Relax. Kind of goes hand in hand with #1 as you need to ONLY focus on the activity you are doing.
Challenge/Skill. Your perceived challenge has to meet your skill level otherwise you are either too bored or too anxious about the activity.
Enjoyment. I would encourage everyone, regardless of whether your personality fits the description above or not to experiment with these four variables on a run.
If you’re like me, maybe after a number of attempts, in a number of different environments everything will come together and your approach won’t be so “purposeful” and “getting high” on the run will come about without much effort. You will actually be enjoying your run and then—bam—you’ll be super enjoying your run. I have to admit that I find the variable of “enjoyment” interesting. Should enjoyment not be there first?
Let me illustrate this with a story about how I went from a lame soccer player as a kid to an all star team member. I started playing soccer when I was four years old. I sucked. But I loved it. My parents brought

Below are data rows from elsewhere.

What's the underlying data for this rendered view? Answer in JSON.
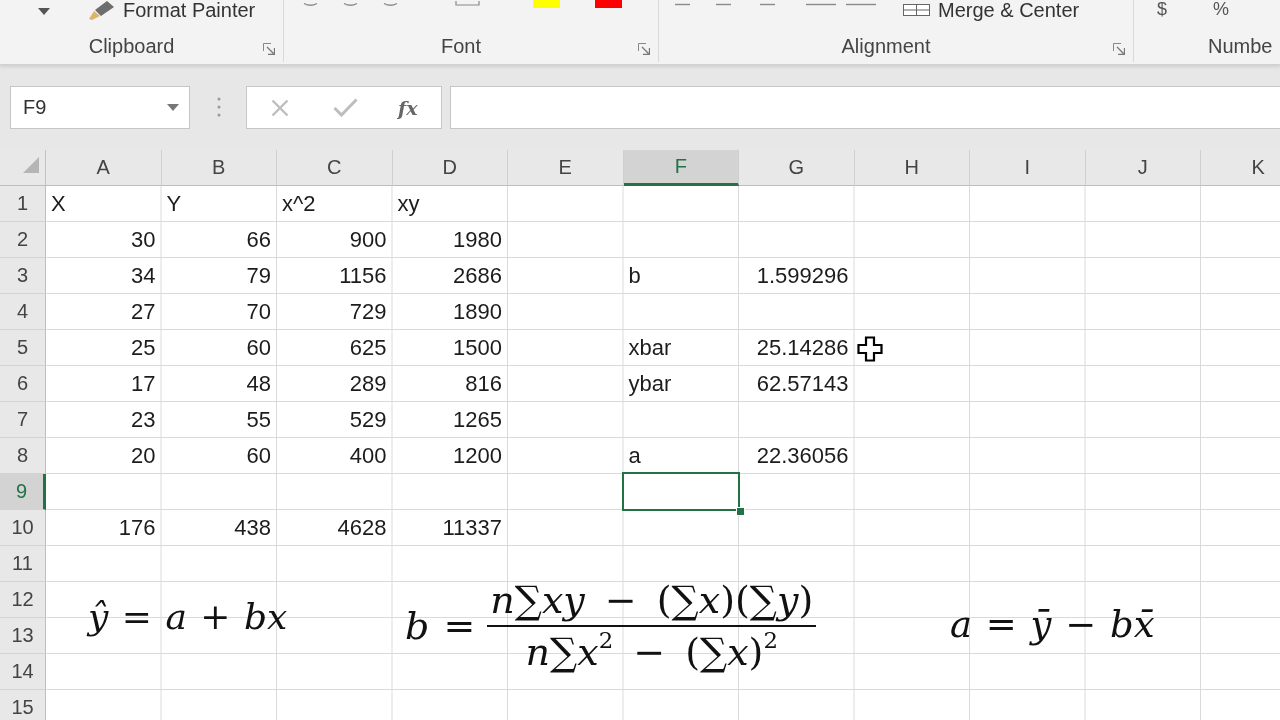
{
  "ribbon": {
    "groups": [
      {
        "kind": "clipboard",
        "label": "Clipboard",
        "launcher": true,
        "command": "Format Painter"
      },
      {
        "kind": "font",
        "label": "Font",
        "launcher": true,
        "swatches": [
          {
            "color": "#ffff00"
          },
          {
            "color": "#ff0000"
          }
        ]
      },
      {
        "kind": "alignment",
        "label": "Alignment",
        "launcher": true,
        "command": "Merge & Center"
      },
      {
        "kind": "number",
        "label": "Numbe",
        "symbols": [
          "$",
          "%"
        ]
      }
    ]
  },
  "formula_bar": {
    "name_box": "F9",
    "function_button": "fx"
  },
  "columns": [
    {
      "label": "A",
      "selected": false
    },
    {
      "label": "B",
      "selected": false
    },
    {
      "label": "C",
      "selected": false
    },
    {
      "label": "D",
      "selected": false
    },
    {
      "label": "E",
      "selected": false
    },
    {
      "label": "F",
      "selected": true
    },
    {
      "label": "G",
      "selected": false
    },
    {
      "label": "H",
      "selected": false
    },
    {
      "label": "I",
      "selected": false
    },
    {
      "label": "J",
      "selected": false
    },
    {
      "label": "K",
      "selected": false
    }
  ],
  "rows": [
    {
      "label": "1",
      "selected": false,
      "cells": [
        {
          "kind": "text",
          "value": "X"
        },
        {
          "kind": "text",
          "value": "Y"
        },
        {
          "kind": "text",
          "value": "x^2"
        },
        {
          "kind": "text",
          "value": "xy"
        }
      ]
    },
    {
      "label": "2",
      "selected": false,
      "cells": [
        {
          "kind": "number",
          "value": "30"
        },
        {
          "kind": "number",
          "value": "66"
        },
        {
          "kind": "number",
          "value": "900"
        },
        {
          "kind": "number",
          "value": "1980"
        }
      ]
    },
    {
      "label": "3",
      "selected": false,
      "cells": [
        {
          "kind": "number",
          "value": "34"
        },
        {
          "kind": "number",
          "value": "79"
        },
        {
          "kind": "number",
          "value": "1156"
        },
        {
          "kind": "number",
          "value": "2686"
        },
        null,
        {
          "kind": "text",
          "value": "b"
        },
        {
          "kind": "number",
          "value": "1.599296"
        }
      ]
    },
    {
      "label": "4",
      "selected": false,
      "cells": [
        {
          "kind": "number",
          "value": "27"
        },
        {
          "kind": "number",
          "value": "70"
        },
        {
          "kind": "number",
          "value": "729"
        },
        {
          "kind": "number",
          "value": "1890"
        }
      ]
    },
    {
      "label": "5",
      "selected": false,
      "cells": [
        {
          "kind": "number",
          "value": "25"
        },
        {
          "kind": "number",
          "value": "60"
        },
        {
          "kind": "number",
          "value": "625"
        },
        {
          "kind": "number",
          "value": "1500"
        },
        null,
        {
          "kind": "text",
          "value": "xbar"
        },
        {
          "kind": "number",
          "value": "25.14286"
        }
      ]
    },
    {
      "label": "6",
      "selected": false,
      "cells": [
        {
          "kind": "number",
          "value": "17"
        },
        {
          "kind": "number",
          "value": "48"
        },
        {
          "kind": "number",
          "value": "289"
        },
        {
          "kind": "number",
          "value": "816"
        },
        null,
        {
          "kind": "text",
          "value": "ybar"
        },
        {
          "kind": "number",
          "value": "62.57143"
        }
      ]
    },
    {
      "label": "7",
      "selected": false,
      "cells": [
        {
          "kind": "number",
          "value": "23"
        },
        {
          "kind": "number",
          "value": "55"
        },
        {
          "kind": "number",
          "value": "529"
        },
        {
          "kind": "number",
          "value": "1265"
        }
      ]
    },
    {
      "label": "8",
      "selected": false,
      "cells": [
        {
          "kind": "number",
          "value": "20"
        },
        {
          "kind": "number",
          "value": "60"
        },
        {
          "kind": "number",
          "value": "400"
        },
        {
          "kind": "number",
          "value": "1200"
        },
        null,
        {
          "kind": "text",
          "value": "a"
        },
        {
          "kind": "number",
          "value": "22.36056"
        }
      ]
    },
    {
      "label": "9",
      "selected": true
    },
    {
      "label": "10",
      "selected": false,
      "cells": [
        {
          "kind": "number",
          "value": "176"
        },
        {
          "kind": "number",
          "value": "438"
        },
        {
          "kind": "number",
          "value": "4628"
        },
        {
          "kind": "number",
          "value": "11337"
        }
      ]
    },
    {
      "label": "11",
      "selected": false
    },
    {
      "label": "12",
      "selected": false
    },
    {
      "label": "13",
      "selected": false
    },
    {
      "label": "14",
      "selected": false
    },
    {
      "label": "15",
      "selected": false
    }
  ],
  "equations": [
    {
      "kind": "inline",
      "text": "*ŷ* = *a* + *bx*"
    },
    {
      "kind": "fraction",
      "lhs": "*b* =",
      "numerator": "*n*∑*xy* − (∑*x*)(∑*y*)",
      "denominator": "*n*∑*x*$^{2}$ − (∑*x*)$^{2}$"
    },
    {
      "kind": "inline",
      "text": "*a* = *ȳ* − *bx̄*"
    }
  ]
}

me to every practice and every game & I lived for the sport year after year, even though I knew I wasn’t any good. And then when I was 12 we moved. I didn’t play that summer as I missed registration in my new town but I would go out and watch other girls my age play and developed this immense yearning to get on the field and run my little heart out. So this weird thing happened the following season. That yearning turned into die-hard dedication and some kind of skill that must have been hiding inside of me all those years. All of a sudden, I was good enough to try out for rep and eventually made Captain and became a great soccer player.
What happened? I enjoyed the heck out of that game. Focus followed. I would “shake things out” to enable focus (Is that relaxation? Maybe) and I was always eager to learn new skills to up my game.
I’ll leave this article by tasking you to experiment with “getting high” on your run by finding the deep enjoyment in it. Is it slowing down? Is it speeding up? Is it running longer, or shorter? Is it pounding downhills? Is it getting hopelessly lost on a trail in the sunshine? You define it. You do it.
Task #2: Now let’s do this in your life outside of running. What do you love doing? And I mean “really, truly love” besides running? Painting? Gardening? Watching Netflix thrillers? Taking in architecture? Cooking? Something else? The next time you do something you love take time to do it with incredible purpose. Slow down. Observe. Really indulge in every little bit of what you’re doing. Enjoy the heck out of it! What we are trying to do here is experience some part of these awesome but different “states of mind” that are defined as “flow states” through focusing on the enjoyment factor.
And for my next article? I’m not really sure yet. I’m reliving these theories and going super deep into focusing on the art of enjoyment that I don’t want to preplan too much what I’m going to do next! I may delve into the world of visualization and really expose myself by sharing with you how I create my own feedback loops through self coaching and visualization to enter these states of flow.